Task directions: Compute how many lines in the entries below include the string "avatar". Only the number is wanted.

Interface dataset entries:
»»

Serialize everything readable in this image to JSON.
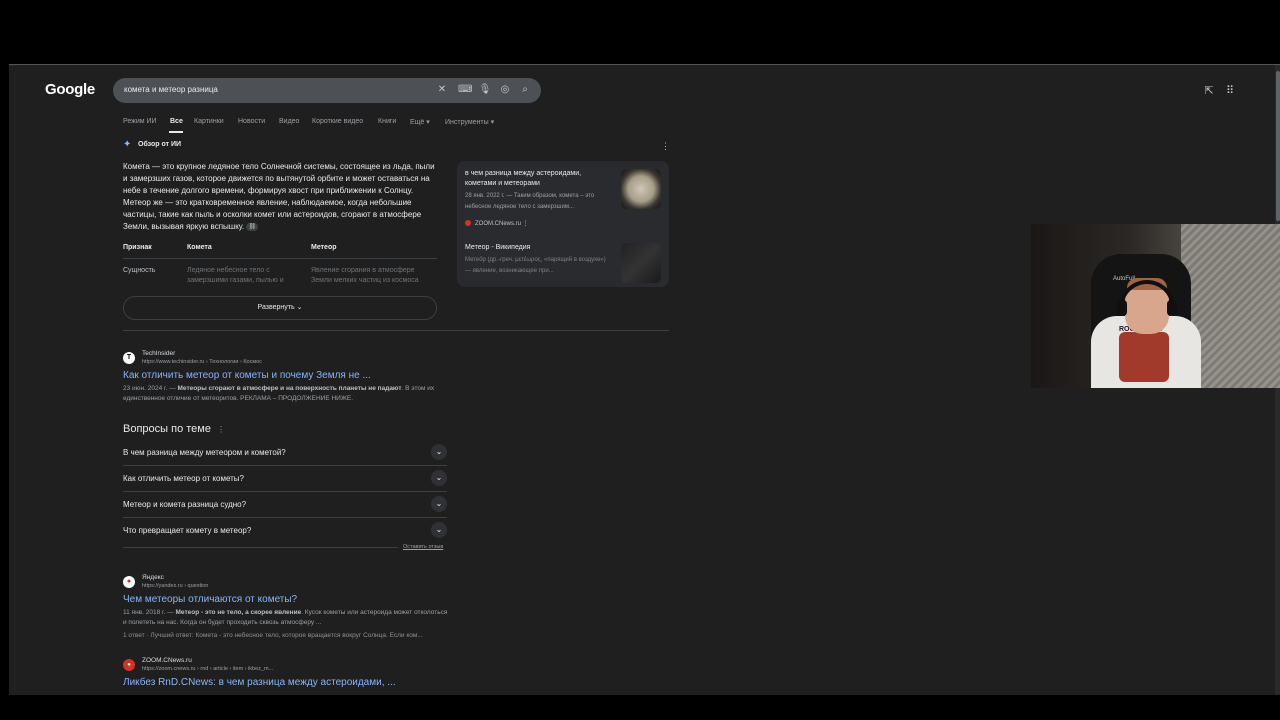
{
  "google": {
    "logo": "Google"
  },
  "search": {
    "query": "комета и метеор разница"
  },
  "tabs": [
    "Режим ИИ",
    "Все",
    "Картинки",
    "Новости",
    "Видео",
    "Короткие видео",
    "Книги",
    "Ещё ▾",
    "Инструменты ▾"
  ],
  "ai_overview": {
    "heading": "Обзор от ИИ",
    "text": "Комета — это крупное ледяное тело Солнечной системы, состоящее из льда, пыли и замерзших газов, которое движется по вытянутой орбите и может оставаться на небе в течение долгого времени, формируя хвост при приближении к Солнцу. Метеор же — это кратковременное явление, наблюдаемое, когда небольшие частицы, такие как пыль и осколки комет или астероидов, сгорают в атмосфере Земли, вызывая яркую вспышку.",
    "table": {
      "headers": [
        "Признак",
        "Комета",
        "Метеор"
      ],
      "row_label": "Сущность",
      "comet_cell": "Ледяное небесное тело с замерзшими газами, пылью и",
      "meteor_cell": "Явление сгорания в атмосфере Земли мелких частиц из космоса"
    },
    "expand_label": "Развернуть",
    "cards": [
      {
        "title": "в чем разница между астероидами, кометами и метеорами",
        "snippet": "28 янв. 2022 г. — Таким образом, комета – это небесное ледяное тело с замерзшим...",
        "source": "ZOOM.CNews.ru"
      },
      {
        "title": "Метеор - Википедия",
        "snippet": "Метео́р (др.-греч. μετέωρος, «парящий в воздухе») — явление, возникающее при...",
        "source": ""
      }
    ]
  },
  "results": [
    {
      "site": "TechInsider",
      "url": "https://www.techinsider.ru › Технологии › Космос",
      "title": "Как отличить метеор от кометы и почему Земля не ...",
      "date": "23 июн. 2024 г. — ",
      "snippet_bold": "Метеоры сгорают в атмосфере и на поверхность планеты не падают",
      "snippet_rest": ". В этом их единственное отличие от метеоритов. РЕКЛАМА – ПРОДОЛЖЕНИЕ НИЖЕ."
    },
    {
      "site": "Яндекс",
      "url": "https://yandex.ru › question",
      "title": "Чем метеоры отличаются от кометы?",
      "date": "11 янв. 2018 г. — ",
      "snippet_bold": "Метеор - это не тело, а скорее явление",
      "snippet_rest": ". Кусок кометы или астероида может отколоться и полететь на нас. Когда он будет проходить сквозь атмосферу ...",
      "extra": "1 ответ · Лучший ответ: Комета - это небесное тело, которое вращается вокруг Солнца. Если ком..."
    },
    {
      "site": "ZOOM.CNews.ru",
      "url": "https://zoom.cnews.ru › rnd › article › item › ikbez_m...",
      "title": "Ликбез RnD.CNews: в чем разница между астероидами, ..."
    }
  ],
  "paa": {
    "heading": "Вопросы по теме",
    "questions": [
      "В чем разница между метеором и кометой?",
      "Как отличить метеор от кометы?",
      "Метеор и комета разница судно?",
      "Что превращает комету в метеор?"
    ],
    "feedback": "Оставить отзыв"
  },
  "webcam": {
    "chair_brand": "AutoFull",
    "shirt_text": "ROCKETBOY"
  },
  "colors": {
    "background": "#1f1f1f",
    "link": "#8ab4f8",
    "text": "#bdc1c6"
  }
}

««
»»

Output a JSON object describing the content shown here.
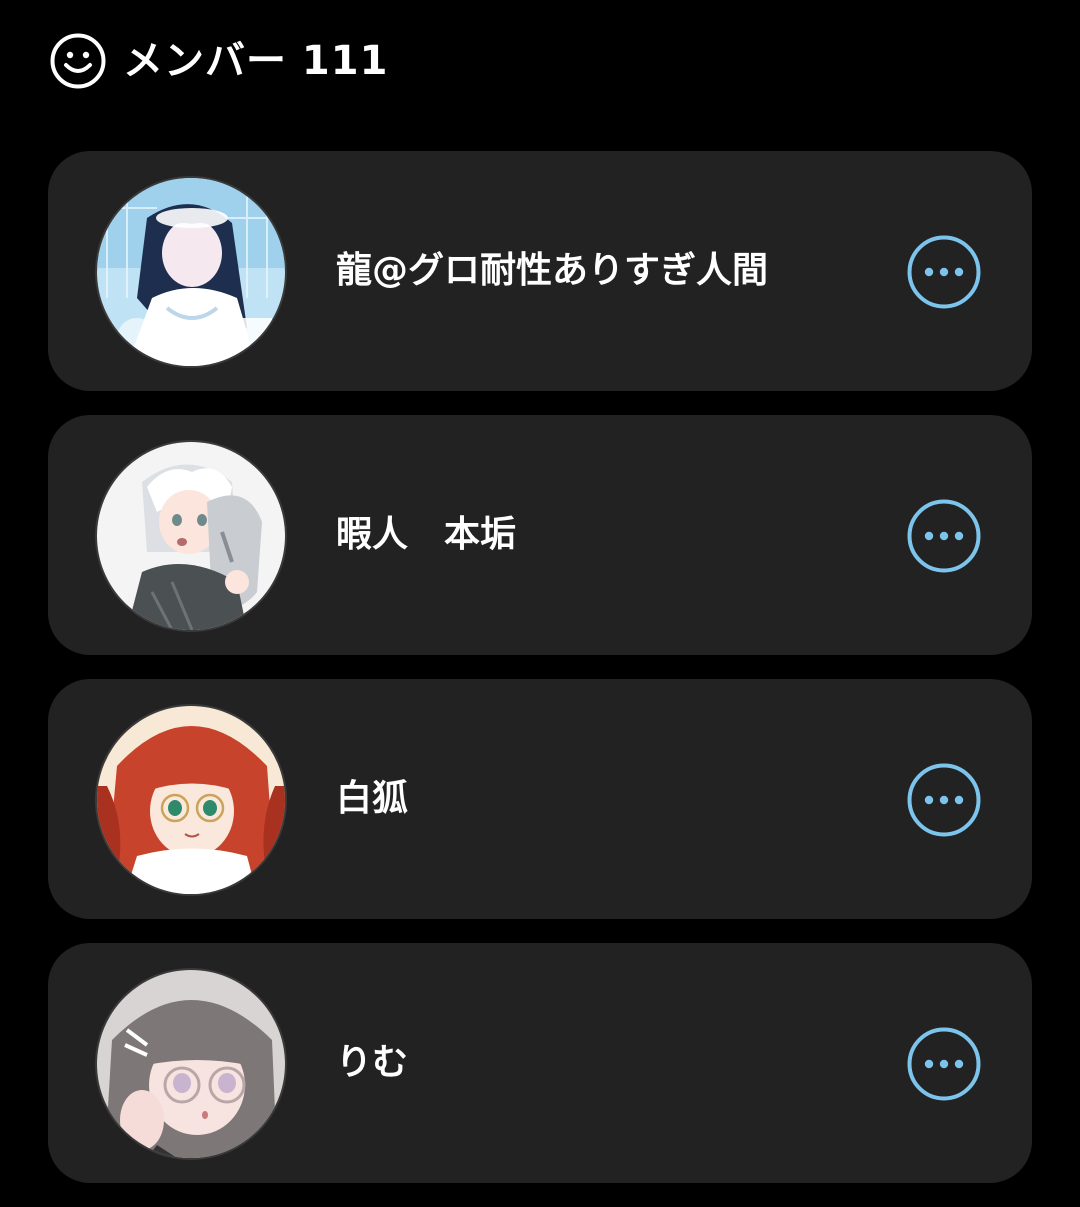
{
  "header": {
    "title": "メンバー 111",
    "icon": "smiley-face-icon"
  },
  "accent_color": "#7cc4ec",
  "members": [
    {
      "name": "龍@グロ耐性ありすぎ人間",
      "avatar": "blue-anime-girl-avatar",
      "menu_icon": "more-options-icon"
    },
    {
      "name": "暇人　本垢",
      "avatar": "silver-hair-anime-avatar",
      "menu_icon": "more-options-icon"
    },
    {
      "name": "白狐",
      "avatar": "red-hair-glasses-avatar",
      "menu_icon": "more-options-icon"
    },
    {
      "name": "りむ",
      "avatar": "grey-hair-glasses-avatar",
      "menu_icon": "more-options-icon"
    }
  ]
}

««
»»

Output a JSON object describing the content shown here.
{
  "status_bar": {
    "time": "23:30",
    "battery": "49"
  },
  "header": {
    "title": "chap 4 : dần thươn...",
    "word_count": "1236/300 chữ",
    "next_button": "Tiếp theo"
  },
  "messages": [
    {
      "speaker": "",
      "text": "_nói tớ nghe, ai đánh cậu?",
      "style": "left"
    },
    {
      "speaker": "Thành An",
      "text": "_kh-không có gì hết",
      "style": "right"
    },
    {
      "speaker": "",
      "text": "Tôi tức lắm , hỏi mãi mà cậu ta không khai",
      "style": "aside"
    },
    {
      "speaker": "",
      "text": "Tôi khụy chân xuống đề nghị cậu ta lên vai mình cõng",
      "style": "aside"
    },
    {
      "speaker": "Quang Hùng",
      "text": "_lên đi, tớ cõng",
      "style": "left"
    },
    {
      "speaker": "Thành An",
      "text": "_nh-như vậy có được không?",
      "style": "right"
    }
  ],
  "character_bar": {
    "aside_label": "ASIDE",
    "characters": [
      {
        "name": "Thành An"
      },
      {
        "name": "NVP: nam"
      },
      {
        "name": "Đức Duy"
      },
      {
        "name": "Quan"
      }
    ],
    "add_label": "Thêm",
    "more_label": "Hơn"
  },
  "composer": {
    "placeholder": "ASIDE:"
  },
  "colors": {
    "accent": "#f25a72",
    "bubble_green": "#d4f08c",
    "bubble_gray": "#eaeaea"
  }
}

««

Exercise answer: 4